This third book in the Freak series differs from the bestselling Freakonomics and Super-freakonomics: here, Steven Levitt and Stephen Dubner are prescriptive. They quote George Bernard Shaw – "Few people think more than two or three times a year. I have made an international reputation by thinking once or twice a week."
Too many people, they say, are too busy to spend any time thinking. But they should. And although there isn't a right or wrong way to think about solving a problem, what is important is to depend on data – facts and figures – and also to understand how the world works in order to make decisions, rather than relying on prejudices, biases, or running with the herd. This is music to my ears, having previously spent years in Whitehall advocating evidence-based policies rather than policy-based evidence.

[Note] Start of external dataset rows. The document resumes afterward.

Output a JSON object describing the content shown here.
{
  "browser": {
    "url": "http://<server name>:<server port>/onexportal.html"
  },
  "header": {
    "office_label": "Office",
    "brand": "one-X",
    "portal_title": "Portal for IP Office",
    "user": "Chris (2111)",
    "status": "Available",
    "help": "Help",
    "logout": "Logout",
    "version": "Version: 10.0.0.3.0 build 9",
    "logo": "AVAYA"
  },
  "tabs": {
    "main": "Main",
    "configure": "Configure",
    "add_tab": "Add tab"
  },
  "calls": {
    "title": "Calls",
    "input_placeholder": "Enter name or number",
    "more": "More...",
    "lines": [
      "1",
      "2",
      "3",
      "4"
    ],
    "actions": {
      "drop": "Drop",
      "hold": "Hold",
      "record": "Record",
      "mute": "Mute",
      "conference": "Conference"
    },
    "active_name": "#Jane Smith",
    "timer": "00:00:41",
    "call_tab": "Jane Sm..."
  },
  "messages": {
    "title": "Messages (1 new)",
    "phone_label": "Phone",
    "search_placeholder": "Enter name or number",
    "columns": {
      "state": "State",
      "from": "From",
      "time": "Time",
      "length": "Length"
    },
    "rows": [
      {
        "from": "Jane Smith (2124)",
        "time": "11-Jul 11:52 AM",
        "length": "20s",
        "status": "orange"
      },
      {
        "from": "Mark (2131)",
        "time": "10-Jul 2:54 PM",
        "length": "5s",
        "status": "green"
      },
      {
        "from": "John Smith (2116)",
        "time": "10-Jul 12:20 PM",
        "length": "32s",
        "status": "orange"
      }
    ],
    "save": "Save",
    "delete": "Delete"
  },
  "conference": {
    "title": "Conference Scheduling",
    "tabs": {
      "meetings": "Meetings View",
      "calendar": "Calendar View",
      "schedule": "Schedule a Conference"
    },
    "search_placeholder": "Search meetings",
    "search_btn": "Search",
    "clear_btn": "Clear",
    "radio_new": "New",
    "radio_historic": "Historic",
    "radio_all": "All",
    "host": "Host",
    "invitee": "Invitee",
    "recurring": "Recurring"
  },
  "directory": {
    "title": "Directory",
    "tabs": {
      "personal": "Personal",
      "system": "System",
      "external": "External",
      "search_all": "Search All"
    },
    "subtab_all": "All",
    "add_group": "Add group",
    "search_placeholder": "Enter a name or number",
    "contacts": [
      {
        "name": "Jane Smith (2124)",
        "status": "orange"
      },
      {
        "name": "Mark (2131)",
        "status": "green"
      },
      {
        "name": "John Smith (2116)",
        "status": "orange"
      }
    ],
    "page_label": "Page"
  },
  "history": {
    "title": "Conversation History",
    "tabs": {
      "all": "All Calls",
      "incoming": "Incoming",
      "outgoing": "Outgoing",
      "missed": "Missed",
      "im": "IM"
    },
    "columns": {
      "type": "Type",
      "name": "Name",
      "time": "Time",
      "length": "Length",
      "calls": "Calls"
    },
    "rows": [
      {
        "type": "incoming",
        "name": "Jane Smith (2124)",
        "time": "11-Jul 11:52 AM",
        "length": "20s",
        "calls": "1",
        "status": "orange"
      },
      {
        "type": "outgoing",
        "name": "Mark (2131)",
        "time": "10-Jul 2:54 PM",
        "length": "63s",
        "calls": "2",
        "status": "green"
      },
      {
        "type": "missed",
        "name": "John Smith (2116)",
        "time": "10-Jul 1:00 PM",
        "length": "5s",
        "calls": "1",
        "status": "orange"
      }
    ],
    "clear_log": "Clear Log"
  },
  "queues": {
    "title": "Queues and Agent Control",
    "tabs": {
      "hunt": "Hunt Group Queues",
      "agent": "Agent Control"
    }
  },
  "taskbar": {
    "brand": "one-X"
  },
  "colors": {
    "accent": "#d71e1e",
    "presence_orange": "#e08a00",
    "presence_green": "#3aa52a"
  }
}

But what is evidence? There is so much in life which isn't clear and which does not allow us to make the right decision or even any decision at all. Data is often partial and incomplete, prone to manipulation and frequent revisions. Worse, it is frequently presented as solid and irrefutable, which it rarely is. Many of the current big debates in the UK fall into this refutable category – should we stay in Europe, how to best deal with climate change, HS2, airport expansion. In many cases, we just don't know –and as the authors say, we find it very hard to admit this. Levitt and Dubner marvel at how little information people have on which to base decisions, including the hugely important ones, such as what job one should do. Surely, evidence in terms of career paths, earnings and indicators of job satisfaction should all be out there. And yet we know it often isn't.

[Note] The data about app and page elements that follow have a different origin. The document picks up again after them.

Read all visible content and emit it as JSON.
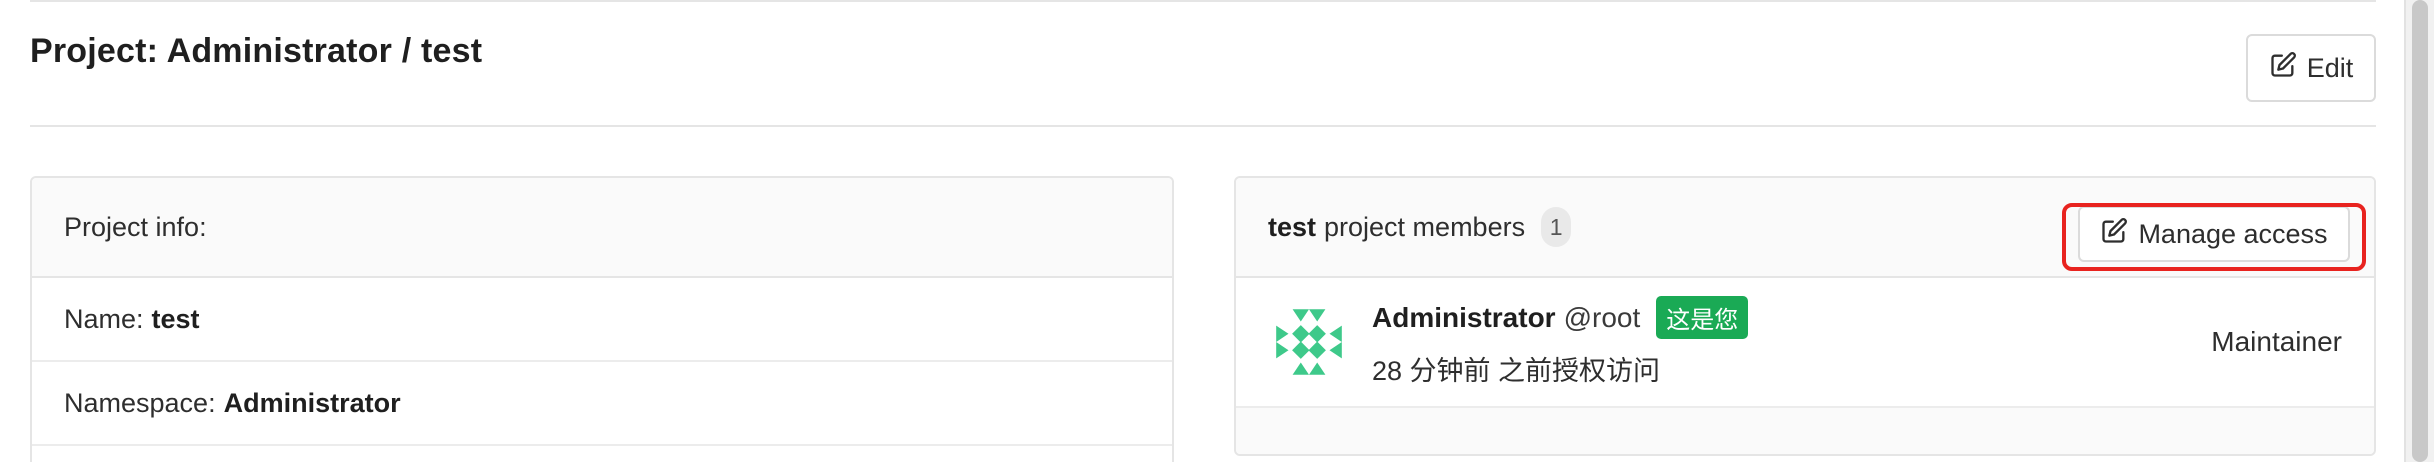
{
  "header": {
    "title": "Project: Administrator / test",
    "edit_label": "Edit"
  },
  "project_info": {
    "heading": "Project info:",
    "rows": [
      {
        "label": "Name:",
        "value": "test"
      },
      {
        "label": "Namespace:",
        "value": "Administrator"
      }
    ]
  },
  "members": {
    "project_name": "test",
    "heading_rest": "project members",
    "count": "1",
    "manage_label": "Manage access",
    "list": [
      {
        "name": "Administrator",
        "username": "@root",
        "badge": "这是您",
        "granted": "28 分钟前 之前授权访问",
        "role": "Maintainer"
      }
    ]
  },
  "colors": {
    "accent_green": "#1aaa55",
    "highlight_red": "#e8231f",
    "avatar_green": "#3ec98a"
  },
  "icons": {
    "edit": "edit-icon"
  }
}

So most people make decisions based on incomplete data, prejudices, their environment or peer and family pressure. Moreover, because they often have little idea of the impact, or import, of their choices, they leave others to make decisions for them. The authors describe how, in a controlled experiment, and with the agreement of those involved, dilemmas were resolved with the toss of a coin to such questions as: "Shall I leave my girlfriend?" . A considerable percentage accepted a random outcome and professed themselves to be happy with the choice that was made for them!
The book's coverage of issues is wide – from how to win a hot dog eating competition to an analysis of how the Nigerian email scam works and how to flush out potential terrorists. My favourite chapter heading asks: "What do King Solomon and David Lee Roth (the rock frontman) have in common?"
But it is a difficult book to like for its complacency and gimmicky nature. Their definition of "thinking like a freak" reads like something out of Private Eye's "Pseuds Corner": "The modern world demands that we all think a bit more productively, more creatively, more rationally; that we think from a different angle, with a different set of muscles, with a different set of expectations; that we think with neither fear nor favour, with neither blind optimism nor sour scepticism. That we think like – ahem – a Freak.''
The easiest way to deal with this book is to accept the authors' semi- serious suggestion that it could be viewed as a "self-help" book on how to make decisions and get better outcomes.
For all the book's failings, the authors redeem themselves in my eyes by recounting a very amusing encounter with David Cameron, who they met just before the last election and who "looked to be exactly the sort of man whom deans at Eton and Oxford envision when they are first handed the boy". As they questioned the cost of some of his strongly-held pet projects, "the smile did not leave David Cameron's face but it did leave his eyes".
Vicky Pryce's book, 'Greekonomics' is out in paperback (Biteback)